- _Your instructions_
Extract every line below that contains the word "period".

Web page and app entries
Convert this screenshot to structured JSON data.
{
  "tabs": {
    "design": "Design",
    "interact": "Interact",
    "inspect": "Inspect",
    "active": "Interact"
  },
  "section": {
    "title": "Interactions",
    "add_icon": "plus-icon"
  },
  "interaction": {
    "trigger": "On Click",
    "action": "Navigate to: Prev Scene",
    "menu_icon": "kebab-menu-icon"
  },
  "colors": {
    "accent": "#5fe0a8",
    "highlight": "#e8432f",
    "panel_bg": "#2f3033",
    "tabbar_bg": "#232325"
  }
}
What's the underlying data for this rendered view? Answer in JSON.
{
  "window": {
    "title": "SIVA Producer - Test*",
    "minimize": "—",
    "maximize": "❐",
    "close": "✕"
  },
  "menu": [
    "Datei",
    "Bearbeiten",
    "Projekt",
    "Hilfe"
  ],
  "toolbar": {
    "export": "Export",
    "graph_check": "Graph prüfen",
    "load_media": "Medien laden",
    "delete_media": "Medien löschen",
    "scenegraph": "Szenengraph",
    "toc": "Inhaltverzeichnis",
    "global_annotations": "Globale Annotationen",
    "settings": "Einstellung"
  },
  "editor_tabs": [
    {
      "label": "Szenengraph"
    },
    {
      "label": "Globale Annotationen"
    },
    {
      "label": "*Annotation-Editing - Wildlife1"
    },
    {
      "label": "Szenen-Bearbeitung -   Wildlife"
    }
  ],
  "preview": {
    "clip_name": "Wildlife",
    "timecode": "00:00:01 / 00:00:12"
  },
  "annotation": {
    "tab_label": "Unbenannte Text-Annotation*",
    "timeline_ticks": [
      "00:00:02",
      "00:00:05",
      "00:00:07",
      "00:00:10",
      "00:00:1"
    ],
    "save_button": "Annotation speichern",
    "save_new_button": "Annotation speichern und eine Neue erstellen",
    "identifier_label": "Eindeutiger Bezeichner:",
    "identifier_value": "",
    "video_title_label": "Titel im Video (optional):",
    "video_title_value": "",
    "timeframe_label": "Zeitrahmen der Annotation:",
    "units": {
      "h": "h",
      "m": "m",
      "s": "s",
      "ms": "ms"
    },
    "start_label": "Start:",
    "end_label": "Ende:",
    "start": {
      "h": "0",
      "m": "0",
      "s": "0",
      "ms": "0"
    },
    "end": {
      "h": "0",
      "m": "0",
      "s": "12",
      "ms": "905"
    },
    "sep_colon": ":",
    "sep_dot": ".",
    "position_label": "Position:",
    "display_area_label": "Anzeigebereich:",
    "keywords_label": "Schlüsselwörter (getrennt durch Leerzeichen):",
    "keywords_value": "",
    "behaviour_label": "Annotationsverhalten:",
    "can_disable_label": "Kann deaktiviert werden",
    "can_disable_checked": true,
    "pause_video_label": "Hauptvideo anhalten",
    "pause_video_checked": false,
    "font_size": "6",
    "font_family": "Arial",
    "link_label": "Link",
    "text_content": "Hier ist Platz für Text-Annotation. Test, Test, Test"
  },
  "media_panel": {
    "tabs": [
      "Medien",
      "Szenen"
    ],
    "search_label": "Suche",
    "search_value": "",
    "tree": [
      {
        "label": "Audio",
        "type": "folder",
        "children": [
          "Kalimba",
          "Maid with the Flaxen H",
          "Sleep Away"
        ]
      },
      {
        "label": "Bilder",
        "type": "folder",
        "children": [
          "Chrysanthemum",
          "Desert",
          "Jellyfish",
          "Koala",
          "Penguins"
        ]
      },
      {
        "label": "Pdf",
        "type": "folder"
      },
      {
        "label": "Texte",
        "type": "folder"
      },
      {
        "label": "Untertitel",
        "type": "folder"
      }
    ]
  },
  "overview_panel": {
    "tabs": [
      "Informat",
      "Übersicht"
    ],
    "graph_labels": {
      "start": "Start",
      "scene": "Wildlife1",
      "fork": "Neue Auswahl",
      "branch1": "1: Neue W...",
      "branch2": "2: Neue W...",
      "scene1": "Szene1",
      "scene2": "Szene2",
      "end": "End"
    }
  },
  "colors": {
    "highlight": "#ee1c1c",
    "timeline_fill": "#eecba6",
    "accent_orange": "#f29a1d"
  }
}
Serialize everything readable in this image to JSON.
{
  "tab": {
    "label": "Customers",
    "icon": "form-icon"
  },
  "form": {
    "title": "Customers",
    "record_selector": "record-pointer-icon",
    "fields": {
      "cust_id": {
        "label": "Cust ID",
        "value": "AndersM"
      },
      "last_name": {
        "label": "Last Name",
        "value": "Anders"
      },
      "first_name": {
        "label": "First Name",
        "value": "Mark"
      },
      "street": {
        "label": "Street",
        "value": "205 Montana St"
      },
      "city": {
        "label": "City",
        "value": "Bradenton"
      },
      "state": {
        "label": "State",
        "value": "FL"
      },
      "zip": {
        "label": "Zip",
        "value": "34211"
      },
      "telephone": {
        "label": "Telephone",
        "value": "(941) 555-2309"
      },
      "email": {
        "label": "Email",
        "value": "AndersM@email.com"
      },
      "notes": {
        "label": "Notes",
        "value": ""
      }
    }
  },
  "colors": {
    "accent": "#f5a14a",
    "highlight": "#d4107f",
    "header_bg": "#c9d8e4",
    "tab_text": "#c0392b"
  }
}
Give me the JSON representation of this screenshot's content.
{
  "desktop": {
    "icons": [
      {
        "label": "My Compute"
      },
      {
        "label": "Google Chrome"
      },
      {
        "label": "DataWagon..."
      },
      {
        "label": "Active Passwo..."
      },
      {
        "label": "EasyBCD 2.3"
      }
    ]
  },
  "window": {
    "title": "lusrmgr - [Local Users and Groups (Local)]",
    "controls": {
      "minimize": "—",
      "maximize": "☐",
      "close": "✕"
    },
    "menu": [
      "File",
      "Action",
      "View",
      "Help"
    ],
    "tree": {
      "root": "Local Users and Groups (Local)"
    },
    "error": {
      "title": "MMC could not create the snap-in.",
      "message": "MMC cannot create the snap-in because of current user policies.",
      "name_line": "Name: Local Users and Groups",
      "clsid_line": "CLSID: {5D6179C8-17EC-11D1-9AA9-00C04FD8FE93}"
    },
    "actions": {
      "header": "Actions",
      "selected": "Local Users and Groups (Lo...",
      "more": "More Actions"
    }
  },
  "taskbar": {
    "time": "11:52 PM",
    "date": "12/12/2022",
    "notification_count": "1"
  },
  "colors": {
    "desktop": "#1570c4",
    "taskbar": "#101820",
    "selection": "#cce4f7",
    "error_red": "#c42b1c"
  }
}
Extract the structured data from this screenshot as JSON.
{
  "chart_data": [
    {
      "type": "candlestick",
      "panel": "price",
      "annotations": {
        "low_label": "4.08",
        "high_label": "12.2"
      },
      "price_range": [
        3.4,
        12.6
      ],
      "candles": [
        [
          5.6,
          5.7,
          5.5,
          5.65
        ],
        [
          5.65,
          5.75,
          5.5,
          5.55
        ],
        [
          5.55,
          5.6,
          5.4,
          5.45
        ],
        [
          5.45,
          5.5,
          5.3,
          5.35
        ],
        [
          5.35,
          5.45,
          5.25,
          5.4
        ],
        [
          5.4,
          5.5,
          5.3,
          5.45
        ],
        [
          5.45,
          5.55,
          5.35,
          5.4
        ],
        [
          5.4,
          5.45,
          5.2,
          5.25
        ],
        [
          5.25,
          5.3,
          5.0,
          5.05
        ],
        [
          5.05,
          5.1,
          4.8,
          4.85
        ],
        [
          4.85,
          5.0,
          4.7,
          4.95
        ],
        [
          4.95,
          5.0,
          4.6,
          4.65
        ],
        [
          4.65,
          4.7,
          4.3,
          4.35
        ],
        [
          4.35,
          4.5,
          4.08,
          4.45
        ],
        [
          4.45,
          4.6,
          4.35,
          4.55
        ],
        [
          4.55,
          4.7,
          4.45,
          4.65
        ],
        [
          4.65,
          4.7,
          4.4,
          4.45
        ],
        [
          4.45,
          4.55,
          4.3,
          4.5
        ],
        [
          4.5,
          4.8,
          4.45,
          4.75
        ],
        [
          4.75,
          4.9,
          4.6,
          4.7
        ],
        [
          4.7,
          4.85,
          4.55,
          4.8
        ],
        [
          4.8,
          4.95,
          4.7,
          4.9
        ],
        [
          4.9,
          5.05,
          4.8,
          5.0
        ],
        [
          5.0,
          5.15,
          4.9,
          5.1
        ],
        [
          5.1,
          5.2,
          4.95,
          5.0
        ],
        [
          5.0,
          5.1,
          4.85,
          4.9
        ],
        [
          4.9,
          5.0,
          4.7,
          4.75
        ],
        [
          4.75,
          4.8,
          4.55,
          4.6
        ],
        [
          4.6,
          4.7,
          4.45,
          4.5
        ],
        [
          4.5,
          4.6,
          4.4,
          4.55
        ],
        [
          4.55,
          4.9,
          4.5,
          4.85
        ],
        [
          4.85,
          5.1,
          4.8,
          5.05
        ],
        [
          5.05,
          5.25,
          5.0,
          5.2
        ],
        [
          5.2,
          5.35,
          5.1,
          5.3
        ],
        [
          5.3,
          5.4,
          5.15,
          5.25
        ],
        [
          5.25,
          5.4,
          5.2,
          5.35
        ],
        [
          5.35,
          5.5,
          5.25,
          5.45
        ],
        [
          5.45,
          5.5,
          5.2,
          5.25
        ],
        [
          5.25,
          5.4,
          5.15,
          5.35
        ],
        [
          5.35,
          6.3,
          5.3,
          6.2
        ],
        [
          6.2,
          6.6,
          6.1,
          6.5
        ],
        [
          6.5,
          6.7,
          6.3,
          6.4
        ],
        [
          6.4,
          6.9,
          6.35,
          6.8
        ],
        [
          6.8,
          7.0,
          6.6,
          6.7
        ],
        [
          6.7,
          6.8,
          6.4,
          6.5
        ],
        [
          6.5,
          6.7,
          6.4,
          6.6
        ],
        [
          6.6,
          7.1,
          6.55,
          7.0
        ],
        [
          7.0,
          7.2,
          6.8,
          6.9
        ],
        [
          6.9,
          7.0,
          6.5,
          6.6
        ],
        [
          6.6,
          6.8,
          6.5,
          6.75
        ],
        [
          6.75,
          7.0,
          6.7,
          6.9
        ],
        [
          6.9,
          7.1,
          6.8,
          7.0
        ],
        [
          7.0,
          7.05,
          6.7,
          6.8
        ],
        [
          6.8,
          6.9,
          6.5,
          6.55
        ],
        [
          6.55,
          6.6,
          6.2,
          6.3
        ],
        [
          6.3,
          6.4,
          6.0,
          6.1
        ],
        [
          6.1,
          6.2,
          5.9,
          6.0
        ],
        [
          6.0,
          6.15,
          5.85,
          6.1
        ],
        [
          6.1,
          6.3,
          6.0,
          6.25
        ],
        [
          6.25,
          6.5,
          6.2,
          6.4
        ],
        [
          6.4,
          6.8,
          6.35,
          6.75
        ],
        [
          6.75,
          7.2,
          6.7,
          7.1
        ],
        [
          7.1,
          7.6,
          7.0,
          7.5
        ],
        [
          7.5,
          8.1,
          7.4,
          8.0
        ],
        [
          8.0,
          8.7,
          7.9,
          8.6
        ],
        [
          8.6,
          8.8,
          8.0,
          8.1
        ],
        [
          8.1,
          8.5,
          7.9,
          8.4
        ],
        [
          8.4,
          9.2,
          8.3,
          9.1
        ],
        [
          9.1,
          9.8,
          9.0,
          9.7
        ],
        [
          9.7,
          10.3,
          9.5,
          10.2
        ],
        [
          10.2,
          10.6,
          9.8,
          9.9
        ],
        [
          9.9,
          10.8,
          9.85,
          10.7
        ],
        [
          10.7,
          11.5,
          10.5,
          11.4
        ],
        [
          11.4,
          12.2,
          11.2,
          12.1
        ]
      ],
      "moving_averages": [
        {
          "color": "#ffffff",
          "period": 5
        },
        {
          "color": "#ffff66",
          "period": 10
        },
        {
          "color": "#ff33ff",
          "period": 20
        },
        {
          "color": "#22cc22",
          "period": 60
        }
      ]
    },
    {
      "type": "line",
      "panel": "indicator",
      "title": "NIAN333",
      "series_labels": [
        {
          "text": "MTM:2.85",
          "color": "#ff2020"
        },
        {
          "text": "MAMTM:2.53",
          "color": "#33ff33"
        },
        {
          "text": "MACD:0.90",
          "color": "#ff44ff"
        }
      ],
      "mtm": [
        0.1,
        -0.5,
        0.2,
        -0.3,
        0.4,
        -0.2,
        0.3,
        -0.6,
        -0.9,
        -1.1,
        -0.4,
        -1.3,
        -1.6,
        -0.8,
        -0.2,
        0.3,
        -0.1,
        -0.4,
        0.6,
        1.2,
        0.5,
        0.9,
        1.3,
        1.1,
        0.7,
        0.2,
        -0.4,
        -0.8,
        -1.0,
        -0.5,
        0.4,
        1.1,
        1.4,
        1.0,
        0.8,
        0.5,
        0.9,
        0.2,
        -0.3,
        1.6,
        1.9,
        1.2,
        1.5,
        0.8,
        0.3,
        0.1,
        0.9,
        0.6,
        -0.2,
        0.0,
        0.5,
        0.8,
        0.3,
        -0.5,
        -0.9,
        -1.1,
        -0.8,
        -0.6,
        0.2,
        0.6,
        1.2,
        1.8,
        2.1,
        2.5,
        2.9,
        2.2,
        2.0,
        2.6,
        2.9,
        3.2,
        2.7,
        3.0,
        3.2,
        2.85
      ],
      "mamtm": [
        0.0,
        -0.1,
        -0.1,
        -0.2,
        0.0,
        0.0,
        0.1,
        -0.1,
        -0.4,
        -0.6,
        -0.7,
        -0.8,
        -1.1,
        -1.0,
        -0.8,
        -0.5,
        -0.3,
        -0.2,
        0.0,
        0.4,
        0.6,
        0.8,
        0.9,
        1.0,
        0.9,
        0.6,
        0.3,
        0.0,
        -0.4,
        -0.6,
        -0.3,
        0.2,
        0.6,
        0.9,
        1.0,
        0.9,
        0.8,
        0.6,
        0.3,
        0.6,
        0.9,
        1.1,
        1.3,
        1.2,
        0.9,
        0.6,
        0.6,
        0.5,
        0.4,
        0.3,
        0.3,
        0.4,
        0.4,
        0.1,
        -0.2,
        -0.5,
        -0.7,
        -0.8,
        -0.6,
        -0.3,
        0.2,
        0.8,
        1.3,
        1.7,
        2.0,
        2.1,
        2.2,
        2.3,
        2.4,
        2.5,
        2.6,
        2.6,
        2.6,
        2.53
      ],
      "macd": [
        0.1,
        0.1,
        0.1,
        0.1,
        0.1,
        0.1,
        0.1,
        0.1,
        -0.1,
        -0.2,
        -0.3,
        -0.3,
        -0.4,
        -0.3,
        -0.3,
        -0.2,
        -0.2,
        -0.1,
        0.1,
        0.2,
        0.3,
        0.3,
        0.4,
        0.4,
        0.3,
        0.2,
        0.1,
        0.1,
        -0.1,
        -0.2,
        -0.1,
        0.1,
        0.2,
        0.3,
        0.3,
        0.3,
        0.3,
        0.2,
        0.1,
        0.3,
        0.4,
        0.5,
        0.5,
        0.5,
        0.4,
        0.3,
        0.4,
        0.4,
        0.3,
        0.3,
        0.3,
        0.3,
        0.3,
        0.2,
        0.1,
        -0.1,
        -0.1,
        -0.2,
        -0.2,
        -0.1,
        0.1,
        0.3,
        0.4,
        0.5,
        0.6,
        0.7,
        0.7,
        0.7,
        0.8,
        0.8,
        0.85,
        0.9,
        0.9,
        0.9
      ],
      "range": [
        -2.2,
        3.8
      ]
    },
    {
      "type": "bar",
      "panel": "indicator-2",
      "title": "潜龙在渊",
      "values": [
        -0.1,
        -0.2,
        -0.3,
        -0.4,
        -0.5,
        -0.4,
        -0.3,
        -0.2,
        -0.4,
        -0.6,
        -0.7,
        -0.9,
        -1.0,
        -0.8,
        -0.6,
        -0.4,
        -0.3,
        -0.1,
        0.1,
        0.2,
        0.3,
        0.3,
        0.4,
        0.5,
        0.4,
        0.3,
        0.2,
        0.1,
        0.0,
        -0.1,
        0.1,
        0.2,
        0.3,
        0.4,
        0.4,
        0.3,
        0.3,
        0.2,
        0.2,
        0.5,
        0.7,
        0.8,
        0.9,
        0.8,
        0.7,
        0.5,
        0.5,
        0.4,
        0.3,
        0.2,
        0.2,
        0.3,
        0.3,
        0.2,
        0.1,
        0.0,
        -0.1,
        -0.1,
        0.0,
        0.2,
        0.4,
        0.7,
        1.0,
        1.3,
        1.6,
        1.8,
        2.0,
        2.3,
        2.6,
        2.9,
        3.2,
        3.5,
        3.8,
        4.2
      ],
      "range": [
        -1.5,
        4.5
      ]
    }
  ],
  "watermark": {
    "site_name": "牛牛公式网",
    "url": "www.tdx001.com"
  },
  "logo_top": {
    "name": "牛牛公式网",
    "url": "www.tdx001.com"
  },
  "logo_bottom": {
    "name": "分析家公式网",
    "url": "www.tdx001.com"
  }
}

- _Output for this exercise_
          "period": 5
          "period": 10
          "period": 20
          "period": 60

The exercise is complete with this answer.